_What you will do_. The required output is the line with "Output a JSON" through the final line of the entries, each one exactly as it stands.

● ● ● ● ● ● ●

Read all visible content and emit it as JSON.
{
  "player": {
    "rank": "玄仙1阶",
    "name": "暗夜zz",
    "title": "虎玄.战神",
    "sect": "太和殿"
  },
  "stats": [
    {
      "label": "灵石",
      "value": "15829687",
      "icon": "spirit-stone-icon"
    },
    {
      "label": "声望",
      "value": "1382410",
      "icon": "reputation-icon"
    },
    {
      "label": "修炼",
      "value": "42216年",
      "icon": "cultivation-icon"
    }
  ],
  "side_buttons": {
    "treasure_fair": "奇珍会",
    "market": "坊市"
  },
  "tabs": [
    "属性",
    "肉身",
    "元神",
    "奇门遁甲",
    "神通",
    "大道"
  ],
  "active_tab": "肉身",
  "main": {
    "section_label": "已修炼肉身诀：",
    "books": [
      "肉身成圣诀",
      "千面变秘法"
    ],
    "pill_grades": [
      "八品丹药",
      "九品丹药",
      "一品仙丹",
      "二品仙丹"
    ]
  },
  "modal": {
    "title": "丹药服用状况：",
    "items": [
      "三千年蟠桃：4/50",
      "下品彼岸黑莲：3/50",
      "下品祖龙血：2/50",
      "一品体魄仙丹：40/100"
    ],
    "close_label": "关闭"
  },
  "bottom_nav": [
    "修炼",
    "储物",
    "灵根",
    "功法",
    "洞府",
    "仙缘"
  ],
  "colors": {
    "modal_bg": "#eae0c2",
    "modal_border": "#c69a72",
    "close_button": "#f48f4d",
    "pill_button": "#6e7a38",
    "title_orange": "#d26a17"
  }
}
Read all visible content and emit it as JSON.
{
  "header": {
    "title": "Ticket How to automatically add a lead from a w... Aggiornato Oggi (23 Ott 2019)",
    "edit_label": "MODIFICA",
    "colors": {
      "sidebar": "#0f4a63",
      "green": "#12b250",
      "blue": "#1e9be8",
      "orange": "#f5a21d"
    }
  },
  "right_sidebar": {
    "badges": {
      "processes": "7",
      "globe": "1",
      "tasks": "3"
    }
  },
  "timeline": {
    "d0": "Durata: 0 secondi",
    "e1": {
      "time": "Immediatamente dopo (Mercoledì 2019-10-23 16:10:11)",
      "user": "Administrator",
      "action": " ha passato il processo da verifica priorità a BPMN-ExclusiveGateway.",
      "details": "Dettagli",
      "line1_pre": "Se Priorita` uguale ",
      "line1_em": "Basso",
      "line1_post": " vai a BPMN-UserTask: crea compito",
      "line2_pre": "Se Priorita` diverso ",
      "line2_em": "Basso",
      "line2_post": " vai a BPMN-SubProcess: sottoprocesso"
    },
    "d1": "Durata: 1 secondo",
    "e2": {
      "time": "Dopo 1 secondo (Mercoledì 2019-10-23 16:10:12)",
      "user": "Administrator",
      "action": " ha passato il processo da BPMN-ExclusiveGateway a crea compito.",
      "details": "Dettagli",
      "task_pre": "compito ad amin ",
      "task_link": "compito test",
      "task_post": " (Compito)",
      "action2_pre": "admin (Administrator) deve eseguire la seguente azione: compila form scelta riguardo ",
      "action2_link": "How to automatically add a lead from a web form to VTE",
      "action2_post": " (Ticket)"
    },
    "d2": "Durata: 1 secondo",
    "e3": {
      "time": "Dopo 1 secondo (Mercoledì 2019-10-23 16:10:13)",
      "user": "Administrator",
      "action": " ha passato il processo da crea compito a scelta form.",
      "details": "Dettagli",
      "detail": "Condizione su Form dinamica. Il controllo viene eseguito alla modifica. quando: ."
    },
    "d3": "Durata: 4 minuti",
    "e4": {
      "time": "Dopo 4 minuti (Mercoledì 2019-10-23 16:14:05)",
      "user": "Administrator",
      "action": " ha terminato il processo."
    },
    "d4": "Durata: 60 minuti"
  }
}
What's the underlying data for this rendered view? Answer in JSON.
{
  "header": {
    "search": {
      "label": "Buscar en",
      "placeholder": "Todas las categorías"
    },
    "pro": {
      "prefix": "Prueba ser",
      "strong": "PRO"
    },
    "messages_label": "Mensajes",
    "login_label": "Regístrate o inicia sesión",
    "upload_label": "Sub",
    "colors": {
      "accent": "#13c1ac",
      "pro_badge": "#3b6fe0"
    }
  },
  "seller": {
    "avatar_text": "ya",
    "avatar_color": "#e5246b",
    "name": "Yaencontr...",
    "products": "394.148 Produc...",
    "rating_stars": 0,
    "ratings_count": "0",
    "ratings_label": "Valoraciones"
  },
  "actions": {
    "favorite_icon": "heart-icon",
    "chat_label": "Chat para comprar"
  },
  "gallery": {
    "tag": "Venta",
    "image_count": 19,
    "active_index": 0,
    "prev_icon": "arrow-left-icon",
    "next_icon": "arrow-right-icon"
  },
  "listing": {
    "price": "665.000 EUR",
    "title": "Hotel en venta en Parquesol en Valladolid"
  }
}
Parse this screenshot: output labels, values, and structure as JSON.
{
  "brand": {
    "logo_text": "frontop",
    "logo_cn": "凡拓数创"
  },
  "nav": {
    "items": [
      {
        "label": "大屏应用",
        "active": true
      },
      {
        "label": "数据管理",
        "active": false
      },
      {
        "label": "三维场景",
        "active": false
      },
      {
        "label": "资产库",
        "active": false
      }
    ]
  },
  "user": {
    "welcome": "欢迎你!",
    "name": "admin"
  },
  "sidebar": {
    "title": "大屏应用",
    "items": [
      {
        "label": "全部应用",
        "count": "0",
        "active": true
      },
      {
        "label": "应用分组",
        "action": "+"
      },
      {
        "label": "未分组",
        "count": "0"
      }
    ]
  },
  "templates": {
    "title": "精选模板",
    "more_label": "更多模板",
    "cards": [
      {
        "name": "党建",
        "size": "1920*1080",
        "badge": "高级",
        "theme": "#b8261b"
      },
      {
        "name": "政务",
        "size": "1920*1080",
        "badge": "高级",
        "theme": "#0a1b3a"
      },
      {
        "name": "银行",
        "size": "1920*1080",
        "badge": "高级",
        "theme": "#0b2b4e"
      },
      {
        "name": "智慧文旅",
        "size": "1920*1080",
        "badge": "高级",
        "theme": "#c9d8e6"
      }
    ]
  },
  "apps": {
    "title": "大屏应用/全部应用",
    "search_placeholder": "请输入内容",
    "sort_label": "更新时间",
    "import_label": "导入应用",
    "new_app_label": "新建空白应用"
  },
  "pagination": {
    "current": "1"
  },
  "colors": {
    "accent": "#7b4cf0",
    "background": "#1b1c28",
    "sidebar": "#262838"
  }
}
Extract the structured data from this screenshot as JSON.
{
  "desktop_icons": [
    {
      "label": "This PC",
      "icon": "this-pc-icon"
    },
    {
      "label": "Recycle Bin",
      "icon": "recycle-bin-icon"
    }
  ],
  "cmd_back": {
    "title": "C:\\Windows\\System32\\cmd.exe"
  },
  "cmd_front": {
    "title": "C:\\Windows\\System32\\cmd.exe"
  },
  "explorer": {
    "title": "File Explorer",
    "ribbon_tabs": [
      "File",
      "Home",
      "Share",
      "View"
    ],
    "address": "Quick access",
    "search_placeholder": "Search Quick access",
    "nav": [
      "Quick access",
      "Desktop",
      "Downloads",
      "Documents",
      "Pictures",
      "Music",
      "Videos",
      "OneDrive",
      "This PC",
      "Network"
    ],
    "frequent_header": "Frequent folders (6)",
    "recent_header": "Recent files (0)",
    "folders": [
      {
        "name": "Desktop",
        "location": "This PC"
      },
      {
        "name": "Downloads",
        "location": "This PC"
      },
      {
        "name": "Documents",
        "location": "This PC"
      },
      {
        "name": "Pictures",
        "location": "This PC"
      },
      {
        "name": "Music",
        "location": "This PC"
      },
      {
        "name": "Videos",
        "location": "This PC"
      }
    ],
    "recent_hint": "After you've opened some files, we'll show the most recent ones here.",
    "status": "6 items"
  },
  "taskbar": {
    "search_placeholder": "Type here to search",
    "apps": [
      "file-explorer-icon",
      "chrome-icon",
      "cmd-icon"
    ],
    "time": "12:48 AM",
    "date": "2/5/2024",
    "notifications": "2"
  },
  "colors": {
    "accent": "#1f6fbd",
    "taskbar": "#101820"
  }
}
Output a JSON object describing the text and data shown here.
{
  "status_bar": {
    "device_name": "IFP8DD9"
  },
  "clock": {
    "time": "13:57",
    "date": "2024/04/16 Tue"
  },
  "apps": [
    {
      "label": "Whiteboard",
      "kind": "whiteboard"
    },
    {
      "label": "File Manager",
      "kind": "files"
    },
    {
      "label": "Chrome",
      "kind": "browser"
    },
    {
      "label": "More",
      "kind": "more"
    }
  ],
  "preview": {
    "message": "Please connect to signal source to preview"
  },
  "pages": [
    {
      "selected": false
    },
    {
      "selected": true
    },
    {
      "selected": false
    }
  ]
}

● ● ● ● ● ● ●

_Solution for this exercise_.
Output a JSON object describing the text and data shown here.
{
  "status_bar": {
    "device_name": "IFP8DD9"
  },
  "clock": {
    "time": "13:57",
    "date": "2024/04/16 Tue"
  },
  "apps": [
    {
      "label": "Whiteboard",
      "kind": "whiteboard"
    },
    {
      "label": "File Manager",
      "kind": "files"
    },
    {
      "label": "Chrome",
      "kind": "browser"
    },
    {
      "label": "More",
      "kind": "more"
    }
  ],
  "preview": {
    "message": "Please connect to signal source to preview"
  },
  "pages": [
    {
      "selected": false
    },
    {
      "selected": true
    },
    {
      "selected": false
    }
  ]
}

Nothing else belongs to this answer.